_Record extracts_

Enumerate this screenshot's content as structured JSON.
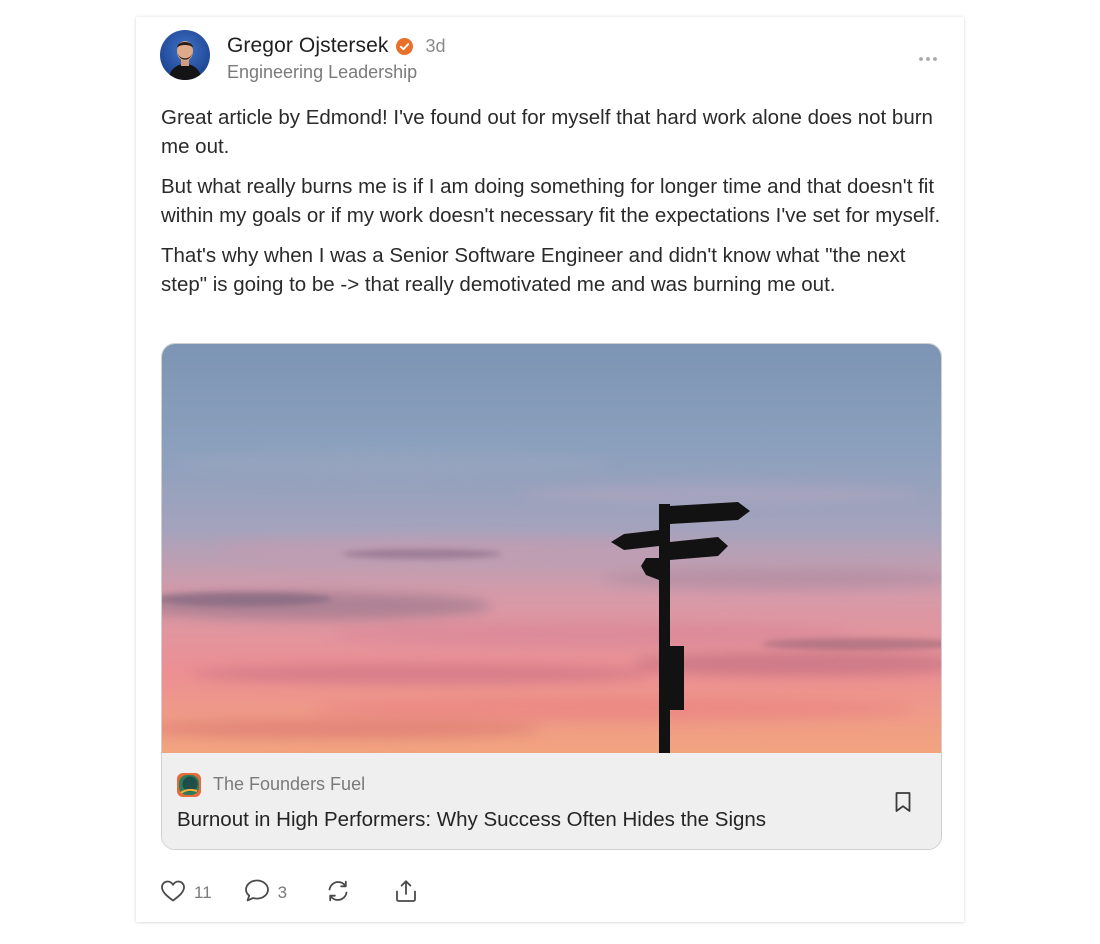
{
  "post": {
    "author_name": "Gregor Ojstersek",
    "timestamp": "3d",
    "author_subtitle": "Engineering Leadership",
    "paragraphs": [
      "Great article by Edmond! I've found out for myself that hard work alone does not burn me out.",
      "But what really burns me is if I am doing something for longer time and that doesn't fit within my goals or if my work doesn't necessary fit the expectations I've set for myself.",
      "That's why when I was a Senior Software Engineer and didn't know what \"the next step\" is going to be -> that really demotivated me and was burning me out."
    ]
  },
  "embed": {
    "publication_name": "The Founders Fuel",
    "article_title": "Burnout in High Performers: Why Success Often Hides the Signs",
    "image_alt": "Signpost silhouette against a pink sunset sky"
  },
  "actions": {
    "likes": "11",
    "comments": "3"
  },
  "icons": {
    "verified": "verified-badge-icon",
    "more": "more-options-icon",
    "bookmark": "bookmark-icon",
    "like": "heart-icon",
    "comment": "comment-bubble-icon",
    "restack": "restack-icon",
    "share": "share-icon"
  },
  "colors": {
    "verified_badge": "#e8702a",
    "text_primary": "#242424",
    "text_secondary": "#7a7a7a",
    "embed_meta_bg": "#efefef"
  }
}
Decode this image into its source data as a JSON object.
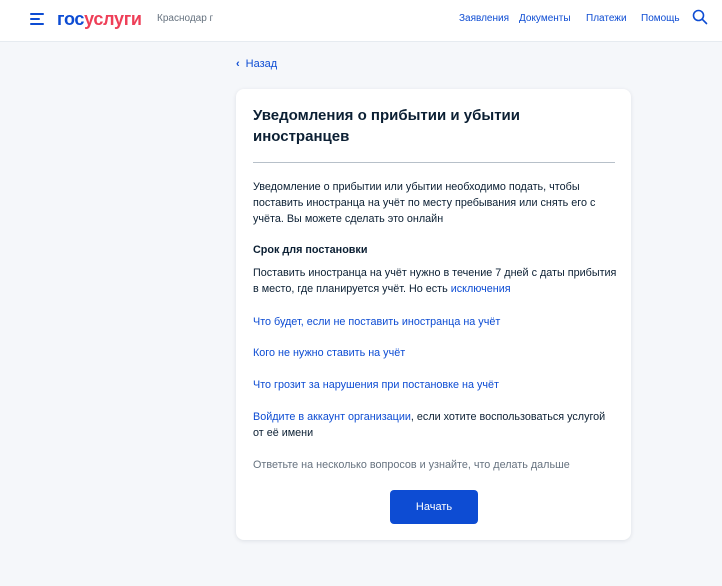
{
  "header": {
    "logo_part1": "гос",
    "logo_part2": "услуги",
    "city": "Краснодар г",
    "nav": [
      "Заявления",
      "Документы",
      "Платежи",
      "Помощь"
    ],
    "icons": {
      "menu": "burger-menu-icon",
      "search": "search-icon"
    }
  },
  "back_label": "Назад",
  "card": {
    "title": "Уведомления о прибытии и убытии иностранцев",
    "intro": "Уведомление о прибытии или убытии необходимо подать, чтобы поставить иностранца на учёт по месту пребывания или снять его с учёта. Вы можете сделать это онлайн",
    "deadline_heading": "Срок для постановки",
    "deadline_text": "Поставить иностранца на учёт нужно в течение 7 дней с даты прибытия в место, где планируется учёт. Но есть ",
    "deadline_link": "исключения",
    "link1": "Что будет, если не поставить иностранца на учёт",
    "link2": "Кого не нужно ставить на учёт",
    "link3": "Что грозит за нарушения при постановке на учёт",
    "org_link": "Войдите в аккаунт организации",
    "org_text": ", если хотите воспользоваться услугой от её имени",
    "questions_text": "Ответьте на несколько вопросов и узнайте, что делать дальше",
    "start_button": "Начать"
  },
  "colors": {
    "brand_blue": "#0d4cd3",
    "brand_red": "#ee3f58",
    "background": "#f5f7fa",
    "text": "#0b1f33",
    "muted": "#66727f"
  }
}
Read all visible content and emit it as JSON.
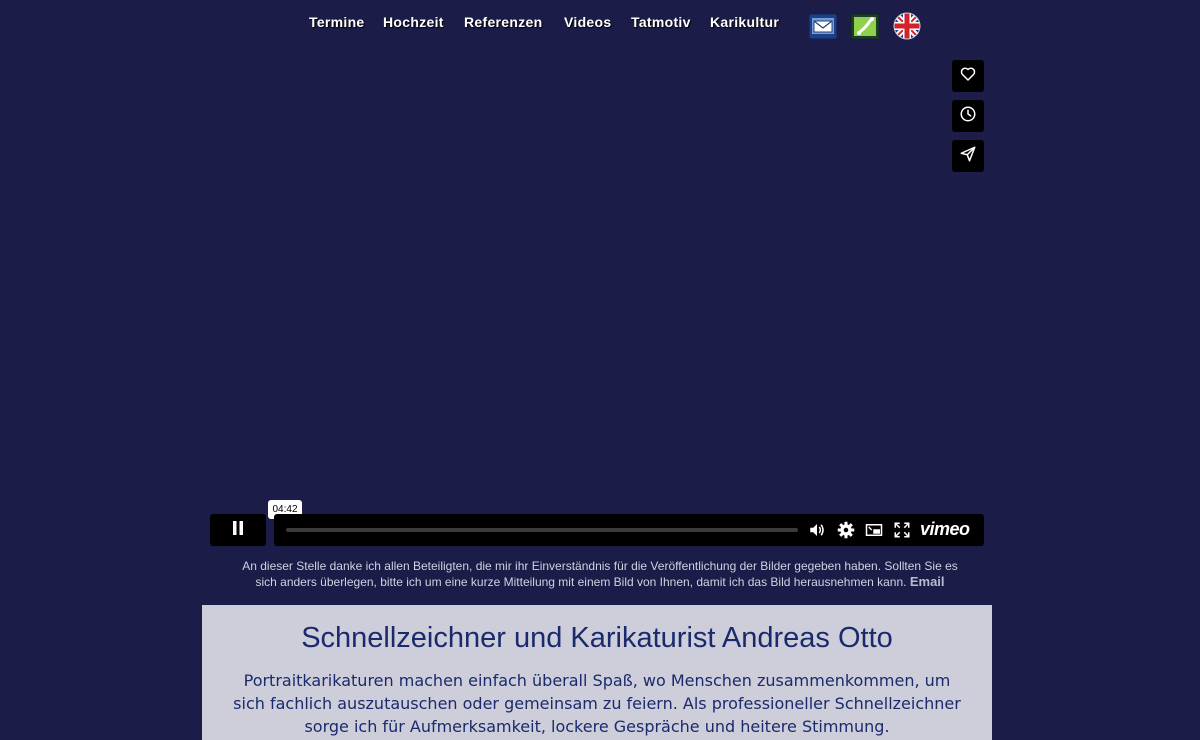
{
  "nav": {
    "links": [
      "Termine",
      "Hochzeit",
      "Referenzen",
      "Videos",
      "Tatmotiv",
      "Karikultur"
    ],
    "icons": [
      "mail-icon",
      "phone-icon",
      "uk-flag-icon"
    ]
  },
  "video": {
    "side_actions": [
      "heart-icon",
      "clock-icon",
      "send-icon"
    ],
    "time_tooltip": "04:42",
    "progress": 0.0,
    "control_icons": [
      "pause-icon",
      "volume-icon",
      "settings-icon",
      "pip-icon",
      "fullscreen-icon"
    ],
    "brand": "vimeo"
  },
  "note": {
    "text": "An dieser Stelle danke ich allen Beteiligten, die mir ihr Einverständnis für die Veröffentlichung der Bilder gegeben haben. Sollten Sie es sich anders überlegen, bitte ich um  eine kurze Mitteilung mit einem Bild von Ihnen, damit ich das Bild herausnehmen kann.",
    "link": "Email"
  },
  "content": {
    "title": "Schnellzeichner und Karikaturist Andreas Otto",
    "paragraph": "Portraitkarikaturen machen einfach überall Spaß, wo Menschen zusammenkommen, um sich fachlich auszutauschen oder gemeinsam zu feiern. Als professioneller Schnellzeichner sorge ich für Aufmerksamkeit, lockere Gespräche und heitere Stimmung."
  },
  "colors": {
    "background": "#1b1c48",
    "content_box": "#cdced9",
    "heading": "#1a2a6c",
    "player_bar": "#000000"
  }
}
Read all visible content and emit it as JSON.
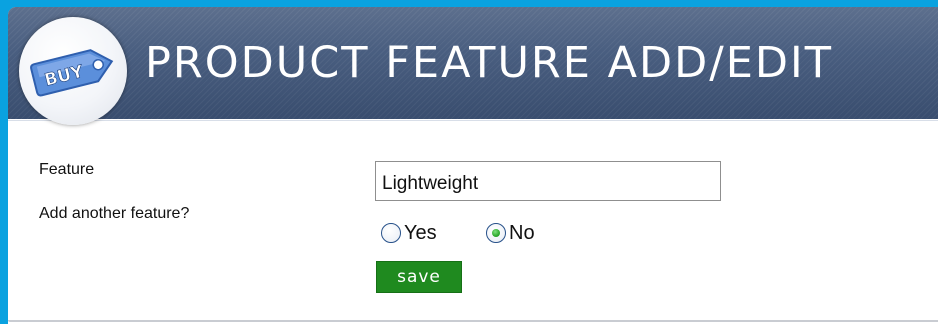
{
  "header": {
    "logo_text": "BUY",
    "title": "PRODUCT FEATURE ADD/EDIT"
  },
  "form": {
    "feature_label": "Feature",
    "feature_value": "Lightweight",
    "another_label": "Add another feature?",
    "option_yes": "Yes",
    "option_no": "No",
    "selected_option": "No",
    "save_label": "save"
  },
  "colors": {
    "page_background": "#0aa2e0",
    "header_background": "#3e5478",
    "save_button": "#1f8a1f",
    "tag_fill": "#5b8fdb"
  },
  "icons": {
    "logo": "buy-tag-icon",
    "radio_yes": "radio-unchecked-icon",
    "radio_no": "radio-checked-icon"
  }
}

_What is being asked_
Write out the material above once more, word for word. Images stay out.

_Task output_
Enumerate this screenshot's content as structured JSON.
{
  "post": {
    "author_name": "Gregor Ojstersek",
    "timestamp": "3d",
    "author_subtitle": "Engineering Leadership",
    "paragraphs": [
      "Great article by Edmond! I've found out for myself that hard work alone does not burn me out.",
      "But what really burns me is if I am doing something for longer time and that doesn't fit within my goals or if my work doesn't necessary fit the expectations I've set for myself.",
      "That's why when I was a Senior Software Engineer and didn't know what \"the next step\" is going to be -> that really demotivated me and was burning me out."
    ]
  },
  "embed": {
    "publication_name": "The Founders Fuel",
    "article_title": "Burnout in High Performers: Why Success Often Hides the Signs",
    "image_alt": "Signpost silhouette against a pink sunset sky"
  },
  "actions": {
    "likes": "11",
    "comments": "3"
  },
  "icons": {
    "verified": "verified-badge-icon",
    "more": "more-options-icon",
    "bookmark": "bookmark-icon",
    "like": "heart-icon",
    "comment": "comment-bubble-icon",
    "restack": "restack-icon",
    "share": "share-icon"
  },
  "colors": {
    "verified_badge": "#e8702a",
    "text_primary": "#242424",
    "text_secondary": "#7a7a7a",
    "embed_meta_bg": "#efefef"
  }
}
Decode this image into its source data as a JSON object.
{
  "header": {
    "logo_part1": "гос",
    "logo_part2": "услуги",
    "city": "Краснодар г",
    "nav": [
      "Заявления",
      "Документы",
      "Платежи",
      "Помощь"
    ],
    "icons": {
      "menu": "burger-menu-icon",
      "search": "search-icon"
    }
  },
  "back_label": "Назад",
  "card": {
    "title": "Уведомления о прибытии и убытии иностранцев",
    "intro": "Уведомление о прибытии или убытии необходимо подать, чтобы поставить иностранца на учёт по месту пребывания или снять его с учёта. Вы можете сделать это онлайн",
    "deadline_heading": "Срок для постановки",
    "deadline_text": "Поставить иностранца на учёт нужно в течение 7 дней с даты прибытия в место, где планируется учёт. Но есть ",
    "deadline_link": "исключения",
    "link1": "Что будет, если не поставить иностранца на учёт",
    "link2": "Кого не нужно ставить на учёт",
    "link3": "Что грозит за нарушения при постановке на учёт",
    "org_link": "Войдите в аккаунт организации",
    "org_text": ", если хотите воспользоваться услугой от её имени",
    "questions_text": "Ответьте на несколько вопросов и узнайте, что делать дальше",
    "start_button": "Начать"
  },
  "colors": {
    "brand_blue": "#0d4cd3",
    "brand_red": "#ee3f58",
    "background": "#f5f7fa",
    "text": "#0b1f33",
    "muted": "#66727f"
  }
}
Read all visible content and emit it as JSON.
{
  "nav": {
    "links": [
      "Termine",
      "Hochzeit",
      "Referenzen",
      "Videos",
      "Tatmotiv",
      "Karikultur"
    ],
    "icons": [
      "mail-icon",
      "phone-icon",
      "uk-flag-icon"
    ]
  },
  "video": {
    "side_actions": [
      "heart-icon",
      "clock-icon",
      "send-icon"
    ],
    "time_tooltip": "04:42",
    "progress": 0.0,
    "control_icons": [
      "pause-icon",
      "volume-icon",
      "settings-icon",
      "pip-icon",
      "fullscreen-icon"
    ],
    "brand": "vimeo"
  },
  "note": {
    "text": "An dieser Stelle danke ich allen Beteiligten, die mir ihr Einverständnis für die Veröffentlichung der Bilder gegeben haben. Sollten Sie es sich anders überlegen, bitte ich um  eine kurze Mitteilung mit einem Bild von Ihnen, damit ich das Bild herausnehmen kann.",
    "link": "Email"
  },
  "content": {
    "title": "Schnellzeichner und Karikaturist Andreas Otto",
    "paragraph": "Portraitkarikaturen machen einfach überall Spaß, wo Menschen zusammenkommen, um sich fachlich auszutauschen oder gemeinsam zu feiern. Als professioneller Schnellzeichner sorge ich für Aufmerksamkeit, lockere Gespräche und heitere Stimmung."
  },
  "colors": {
    "background": "#1b1c48",
    "content_box": "#cdced9",
    "heading": "#1a2a6c",
    "player_bar": "#000000"
  }
}
Read all visible content and emit it as JSON.
{
  "header": {
    "logo_text": "BUY",
    "title": "PRODUCT FEATURE ADD/EDIT"
  },
  "form": {
    "feature_label": "Feature",
    "feature_value": "Lightweight",
    "another_label": "Add another feature?",
    "option_yes": "Yes",
    "option_no": "No",
    "selected_option": "No",
    "save_label": "save"
  },
  "colors": {
    "page_background": "#0aa2e0",
    "header_background": "#3e5478",
    "save_button": "#1f8a1f",
    "tag_fill": "#5b8fdb"
  },
  "icons": {
    "logo": "buy-tag-icon",
    "radio_yes": "radio-unchecked-icon",
    "radio_no": "radio-checked-icon"
  }
}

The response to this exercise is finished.